Pauley noted that plaintiff’s reliance on Wiwa to support jurisdiction through an agency theory was undercut by Daimler. He went on, however, to find that “[a]side from an agency theory, ‘where a parent corporation is present in New York, its foreign subsidiary may be subject to New York jurisdiction if the subsidiary is a ‘mere department’ of the parent.’”18 Under that test, courts look to common ownership; the extent to which the subsidiary is financially dependent on the parent; and the degree to which the parent interferes with or controls the selection and assignment of executives, marketing and operational policies of the subsidiary.19 In Newlead, apart from common ownership, Judge Pauley found no evidence of the remaining factors that would support exercise of jurisdiction under a mere department theory.

Conclusion

None of the post-Daimler cases discussed above reached a different result than they would have before Daimler, but the analysis in each case was clearly affected by Daimler, which is likely to narrow the reach of New York’s general jurisdiction statute and to alter significantly the settled approach taken to assessing jurisdiction under that statute. As a result, plaintiffs seeking to venue an action in New York are likely to focus increasingly on the dispute’s nexus to New York in order to support jurisdiction under the long-arm statute.

Endnotes:

1. Ehrenfeld v. Mahfouz, 9 N.Y.3d 501, 512 (2007).

2. ____ U.S. ____, 134 S. Ct. 746 (2014).

3. 564 U.S. ____, 131 S. Ct. 2846 (2011).

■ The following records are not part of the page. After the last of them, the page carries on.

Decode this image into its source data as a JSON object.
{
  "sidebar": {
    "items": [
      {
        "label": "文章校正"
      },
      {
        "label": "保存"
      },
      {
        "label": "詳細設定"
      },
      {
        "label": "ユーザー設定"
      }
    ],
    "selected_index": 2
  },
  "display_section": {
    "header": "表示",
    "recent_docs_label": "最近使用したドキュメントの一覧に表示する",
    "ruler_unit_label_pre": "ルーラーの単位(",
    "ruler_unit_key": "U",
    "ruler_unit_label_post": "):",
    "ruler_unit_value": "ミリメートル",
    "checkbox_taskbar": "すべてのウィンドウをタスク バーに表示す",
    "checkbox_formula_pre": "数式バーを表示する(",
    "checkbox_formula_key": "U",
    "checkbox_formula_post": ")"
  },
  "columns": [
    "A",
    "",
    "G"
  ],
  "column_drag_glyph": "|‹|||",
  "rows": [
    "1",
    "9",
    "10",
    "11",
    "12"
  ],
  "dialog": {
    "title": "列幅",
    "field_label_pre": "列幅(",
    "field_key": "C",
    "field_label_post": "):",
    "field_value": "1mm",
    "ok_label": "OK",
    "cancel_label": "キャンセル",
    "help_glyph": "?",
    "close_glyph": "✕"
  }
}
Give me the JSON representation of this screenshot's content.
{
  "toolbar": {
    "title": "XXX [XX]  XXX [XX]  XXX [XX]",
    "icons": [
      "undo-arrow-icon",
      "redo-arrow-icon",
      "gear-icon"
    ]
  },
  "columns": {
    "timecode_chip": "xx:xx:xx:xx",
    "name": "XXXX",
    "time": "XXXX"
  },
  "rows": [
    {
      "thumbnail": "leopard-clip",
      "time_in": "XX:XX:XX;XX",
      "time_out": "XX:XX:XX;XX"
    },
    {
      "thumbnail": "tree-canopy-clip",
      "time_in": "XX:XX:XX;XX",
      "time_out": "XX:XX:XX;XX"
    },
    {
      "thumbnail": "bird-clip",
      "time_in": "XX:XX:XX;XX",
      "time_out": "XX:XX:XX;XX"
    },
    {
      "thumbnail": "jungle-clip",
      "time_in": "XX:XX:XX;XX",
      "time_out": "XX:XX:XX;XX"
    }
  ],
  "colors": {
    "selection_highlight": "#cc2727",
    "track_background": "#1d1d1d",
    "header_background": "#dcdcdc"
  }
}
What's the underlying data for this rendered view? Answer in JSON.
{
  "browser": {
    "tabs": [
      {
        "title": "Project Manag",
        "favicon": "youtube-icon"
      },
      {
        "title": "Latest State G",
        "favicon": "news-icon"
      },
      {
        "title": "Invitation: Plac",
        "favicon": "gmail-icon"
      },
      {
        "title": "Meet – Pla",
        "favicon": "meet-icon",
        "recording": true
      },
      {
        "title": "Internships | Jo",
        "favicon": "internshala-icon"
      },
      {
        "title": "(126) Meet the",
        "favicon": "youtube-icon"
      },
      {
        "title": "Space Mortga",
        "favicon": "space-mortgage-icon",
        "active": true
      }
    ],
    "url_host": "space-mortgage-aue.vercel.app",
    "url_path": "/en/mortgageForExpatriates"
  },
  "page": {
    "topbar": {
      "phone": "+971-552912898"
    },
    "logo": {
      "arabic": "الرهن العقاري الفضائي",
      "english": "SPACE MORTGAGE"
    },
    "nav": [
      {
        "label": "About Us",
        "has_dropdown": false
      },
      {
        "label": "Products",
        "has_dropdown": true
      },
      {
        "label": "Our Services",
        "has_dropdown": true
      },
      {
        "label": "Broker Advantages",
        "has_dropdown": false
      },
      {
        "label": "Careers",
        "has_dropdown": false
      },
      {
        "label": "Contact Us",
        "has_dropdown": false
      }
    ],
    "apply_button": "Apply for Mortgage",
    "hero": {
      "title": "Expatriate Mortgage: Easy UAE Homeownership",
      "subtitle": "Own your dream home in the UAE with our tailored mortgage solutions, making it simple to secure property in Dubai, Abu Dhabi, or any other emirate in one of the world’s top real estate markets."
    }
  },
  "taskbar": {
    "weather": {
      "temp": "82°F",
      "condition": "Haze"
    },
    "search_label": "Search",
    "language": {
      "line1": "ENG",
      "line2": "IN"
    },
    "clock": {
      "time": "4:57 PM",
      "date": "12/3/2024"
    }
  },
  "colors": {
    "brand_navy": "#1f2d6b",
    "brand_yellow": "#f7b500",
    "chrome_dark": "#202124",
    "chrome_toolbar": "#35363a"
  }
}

4. 134 S. Ct. at 758 (internal citations omitted).

5. Id. at 762 n.20.

6. See, e.g., Hoffritz for Cutlery v. Amajac, 763 F.2d 55, 58 (2d Cir. 1985); CIMC Raffles Offshore (Singapore) PTE v. Baerfield Drilling, 2013 WL 5434685 (S.D.N.Y. Sept. 26, 2013) (Rakoff, J.); Moore v. Publicis Group, 2012 WL 6082454 (S.D.N.Y. Dec. 3, 2012) (Carter, J.); Avila v. Lease Finance Group, 2012 WL 3165408 (S.D.N.Y. July 31, 2012) (Forrest, J.).

7. See, e.g., Landoil Res. Corp. v. Alexander & Alexander Servs., 918 F.2d 1039 (2d Cir. 1990).

8. 2014 WL 2039654 (S.D.N.Y. May 14, 2014).

9. 2014 WL 1494337 (S.D.N.Y. March 25, 2014).

10. 226 F.3d 88 (2d Cir. 2000).

11. 134 S. Ct. at 758 (internal citations omitted).

12. See, e.g., Sonera Holding v. Cukurova Holding, 750 F.3d 221, 225 (2d Cir. 2014); NYKCool v. Pacific International Servs, 2014 WL 3605632 (S.D.N.Y. July 15, 2014) (Kaplan, J.); Newlead Holdings v. Ironridge Global IV, 2014 WL 2619588 (S.D.N.Y. June 11, 2014) (Pauley, J.).

13. 750 F.3d 221.

14. 750 F.3d at 225 (quoting Daimler, 134 S. Ct. at 759).

15. 2014 WL 3605632.

16. Id., at *5-6. Judge Kaplan’s rejection of the defendant’s jurisdictional challenge is technically dicta, inasmuch as he found that the plaintiff’s attempt to serve the defendant by email was insufficient. He ordered that the plaintiff could serve the summons and complaint upon the defendant’s attorneys, and, observing that such service “readily is achievable,” went on to address the general jurisdiction argument in anticipation of proper service.

17. 2014 WL 2619588.

18. Id., at *4 (quoting Dorfman v. Marriott Int’l Motels, 2002 WL 14363 (S.D.N.Y 2002) (Haight, J.)).

19. Id. (citing Jazini v. Nissan Motor, 148 F.3d 181 (2d Cir. 1998) (internal quotations omitted).